Copy out each line of the material below with no changes.
──────────────────────────────
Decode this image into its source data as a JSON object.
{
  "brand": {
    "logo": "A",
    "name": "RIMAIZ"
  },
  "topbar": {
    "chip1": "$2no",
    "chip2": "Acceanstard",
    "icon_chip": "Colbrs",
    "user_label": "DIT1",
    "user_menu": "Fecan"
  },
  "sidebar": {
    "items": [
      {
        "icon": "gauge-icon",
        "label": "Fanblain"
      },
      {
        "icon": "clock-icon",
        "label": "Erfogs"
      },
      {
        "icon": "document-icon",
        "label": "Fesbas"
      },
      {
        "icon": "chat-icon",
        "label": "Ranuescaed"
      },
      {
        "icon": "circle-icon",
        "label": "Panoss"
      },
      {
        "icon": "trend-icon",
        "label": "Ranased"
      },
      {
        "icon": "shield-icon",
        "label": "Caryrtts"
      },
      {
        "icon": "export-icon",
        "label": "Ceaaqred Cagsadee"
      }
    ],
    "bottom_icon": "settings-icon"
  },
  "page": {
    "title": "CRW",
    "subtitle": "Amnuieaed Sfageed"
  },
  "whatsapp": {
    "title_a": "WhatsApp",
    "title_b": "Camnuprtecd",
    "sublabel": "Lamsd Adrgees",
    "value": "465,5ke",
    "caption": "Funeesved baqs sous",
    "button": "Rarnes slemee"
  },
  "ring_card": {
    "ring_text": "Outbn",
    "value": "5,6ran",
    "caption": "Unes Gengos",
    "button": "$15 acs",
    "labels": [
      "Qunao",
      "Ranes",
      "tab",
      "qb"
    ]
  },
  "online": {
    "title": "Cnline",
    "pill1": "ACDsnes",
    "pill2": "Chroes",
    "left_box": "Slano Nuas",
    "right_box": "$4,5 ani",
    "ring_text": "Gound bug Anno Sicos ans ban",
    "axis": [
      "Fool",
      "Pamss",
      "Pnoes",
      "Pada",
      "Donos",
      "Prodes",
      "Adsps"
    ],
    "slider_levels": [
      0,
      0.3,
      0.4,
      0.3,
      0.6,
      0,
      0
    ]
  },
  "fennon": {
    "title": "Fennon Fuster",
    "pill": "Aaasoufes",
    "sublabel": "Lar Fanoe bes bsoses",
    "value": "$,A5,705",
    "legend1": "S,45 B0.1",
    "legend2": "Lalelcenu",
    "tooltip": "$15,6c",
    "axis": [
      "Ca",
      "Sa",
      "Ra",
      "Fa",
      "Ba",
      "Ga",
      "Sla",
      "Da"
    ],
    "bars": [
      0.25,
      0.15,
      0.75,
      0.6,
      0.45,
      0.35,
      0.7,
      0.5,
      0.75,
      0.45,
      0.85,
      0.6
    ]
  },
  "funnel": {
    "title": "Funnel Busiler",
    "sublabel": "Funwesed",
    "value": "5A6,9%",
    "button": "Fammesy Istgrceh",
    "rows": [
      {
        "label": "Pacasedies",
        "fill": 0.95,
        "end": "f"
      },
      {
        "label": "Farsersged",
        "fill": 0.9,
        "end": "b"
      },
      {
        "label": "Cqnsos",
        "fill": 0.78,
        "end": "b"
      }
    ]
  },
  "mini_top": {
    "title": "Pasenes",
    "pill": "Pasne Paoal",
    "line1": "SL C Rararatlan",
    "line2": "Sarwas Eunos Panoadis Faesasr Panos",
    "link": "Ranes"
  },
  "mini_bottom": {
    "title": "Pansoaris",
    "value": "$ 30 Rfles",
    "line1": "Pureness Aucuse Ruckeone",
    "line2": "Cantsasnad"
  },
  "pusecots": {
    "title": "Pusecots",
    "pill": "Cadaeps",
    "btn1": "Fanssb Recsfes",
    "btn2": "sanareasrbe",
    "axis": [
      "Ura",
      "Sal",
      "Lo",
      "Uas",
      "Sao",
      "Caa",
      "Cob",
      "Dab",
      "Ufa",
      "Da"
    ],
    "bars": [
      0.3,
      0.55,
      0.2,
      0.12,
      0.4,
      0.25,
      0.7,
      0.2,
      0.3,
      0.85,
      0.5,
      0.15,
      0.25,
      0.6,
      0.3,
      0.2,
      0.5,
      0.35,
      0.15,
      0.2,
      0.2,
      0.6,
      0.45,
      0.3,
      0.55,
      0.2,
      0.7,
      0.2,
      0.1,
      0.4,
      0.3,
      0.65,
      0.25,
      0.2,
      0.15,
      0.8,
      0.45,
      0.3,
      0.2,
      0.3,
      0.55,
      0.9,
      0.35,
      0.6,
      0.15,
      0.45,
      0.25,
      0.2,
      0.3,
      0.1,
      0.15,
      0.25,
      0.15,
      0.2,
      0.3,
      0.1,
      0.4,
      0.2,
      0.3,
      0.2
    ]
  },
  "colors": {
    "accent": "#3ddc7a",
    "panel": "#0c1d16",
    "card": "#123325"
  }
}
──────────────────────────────
• Response to this exercise:
Decode this image into its source data as a JSON object.
{
  "brand": {
    "logo": "A",
    "name": "RIMAIZ"
  },
  "topbar": {
    "chip1": "$2no",
    "chip2": "Acceanstard",
    "icon_chip": "Colbrs",
    "user_label": "DIT1",
    "user_menu": "Fecan"
  },
  "sidebar": {
    "items": [
      {
        "icon": "gauge-icon",
        "label": "Fanblain"
      },
      {
        "icon": "clock-icon",
        "label": "Erfogs"
      },
      {
        "icon": "document-icon",
        "label": "Fesbas"
      },
      {
        "icon": "chat-icon",
        "label": "Ranuescaed"
      },
      {
        "icon": "circle-icon",
        "label": "Panoss"
      },
      {
        "icon": "trend-icon",
        "label": "Ranased"
      },
      {
        "icon": "shield-icon",
        "label": "Caryrtts"
      },
      {
        "icon": "export-icon",
        "label": "Ceaaqred Cagsadee"
      }
    ],
    "bottom_icon": "settings-icon"
  },
  "page": {
    "title": "CRW",
    "subtitle": "Amnuieaed Sfageed"
  },
  "whatsapp": {
    "title_a": "WhatsApp",
    "title_b": "Camnuprtecd",
    "sublabel": "Lamsd Adrgees",
    "value": "465,5ke",
    "caption": "Funeesved baqs sous",
    "button": "Rarnes slemee"
  },
  "ring_card": {
    "ring_text": "Outbn",
    "value": "5,6ran",
    "caption": "Unes Gengos",
    "button": "$15 acs",
    "labels": [
      "Qunao",
      "Ranes",
      "tab",
      "qb"
    ]
  },
  "online": {
    "title": "Cnline",
    "pill1": "ACDsnes",
    "pill2": "Chroes",
    "left_box": "Slano Nuas",
    "right_box": "$4,5 ani",
    "ring_text": "Gound bug Anno Sicos ans ban",
    "axis": [
      "Fool",
      "Pamss",
      "Pnoes",
      "Pada",
      "Donos",
      "Prodes",
      "Adsps"
    ],
    "slider_levels": [
      0,
      0.3,
      0.4,
      0.3,
      0.6,
      0,
      0
    ]
  },
  "fennon": {
    "title": "Fennon Fuster",
    "pill": "Aaasoufes",
    "sublabel": "Lar Fanoe bes bsoses",
    "value": "$,A5,705",
    "legend1": "S,45 B0.1",
    "legend2": "Lalelcenu",
    "tooltip": "$15,6c",
    "axis": [
      "Ca",
      "Sa",
      "Ra",
      "Fa",
      "Ba",
      "Ga",
      "Sla",
      "Da"
    ],
    "bars": [
      0.25,
      0.15,
      0.75,
      0.6,
      0.45,
      0.35,
      0.7,
      0.5,
      0.75,
      0.45,
      0.85,
      0.6
    ]
  },
  "funnel": {
    "title": "Funnel Busiler",
    "sublabel": "Funwesed",
    "value": "5A6,9%",
    "button": "Fammesy Istgrceh",
    "rows": [
      {
        "label": "Pacasedies",
        "fill": 0.95,
        "end": "f"
      },
      {
        "label": "Farsersged",
        "fill": 0.9,
        "end": "b"
      },
      {
        "label": "Cqnsos",
        "fill": 0.78,
        "end": "b"
      }
    ]
  },
  "mini_top": {
    "title": "Pasenes",
    "pill": "Pasne Paoal",
    "line1": "SL C Rararatlan",
    "line2": "Sarwas Eunos Panoadis Faesasr Panos",
    "link": "Ranes"
  },
  "mini_bottom": {
    "title": "Pansoaris",
    "value": "$ 30 Rfles",
    "line1": "Pureness Aucuse Ruckeone",
    "line2": "Cantsasnad"
  },
  "pusecots": {
    "title": "Pusecots",
    "pill": "Cadaeps",
    "btn1": "Fanssb Recsfes",
    "btn2": "sanareasrbe",
    "axis": [
      "Ura",
      "Sal",
      "Lo",
      "Uas",
      "Sao",
      "Caa",
      "Cob",
      "Dab",
      "Ufa",
      "Da"
    ],
    "bars": [
      0.3,
      0.55,
      0.2,
      0.12,
      0.4,
      0.25,
      0.7,
      0.2,
      0.3,
      0.85,
      0.5,
      0.15,
      0.25,
      0.6,
      0.3,
      0.2,
      0.5,
      0.35,
      0.15,
      0.2,
      0.2,
      0.6,
      0.45,
      0.3,
      0.55,
      0.2,
      0.7,
      0.2,
      0.1,
      0.4,
      0.3,
      0.65,
      0.25,
      0.2,
      0.15,
      0.8,
      0.45,
      0.3,
      0.2,
      0.3,
      0.55,
      0.9,
      0.35,
      0.6,
      0.15,
      0.45,
      0.25,
      0.2,
      0.3,
      0.1,
      0.15,
      0.25,
      0.15,
      0.2,
      0.3,
      0.1,
      0.4,
      0.2,
      0.3,
      0.2
    ]
  },
  "colors": {
    "accent": "#3ddc7a",
    "panel": "#0c1d16",
    "card": "#123325"
  }
}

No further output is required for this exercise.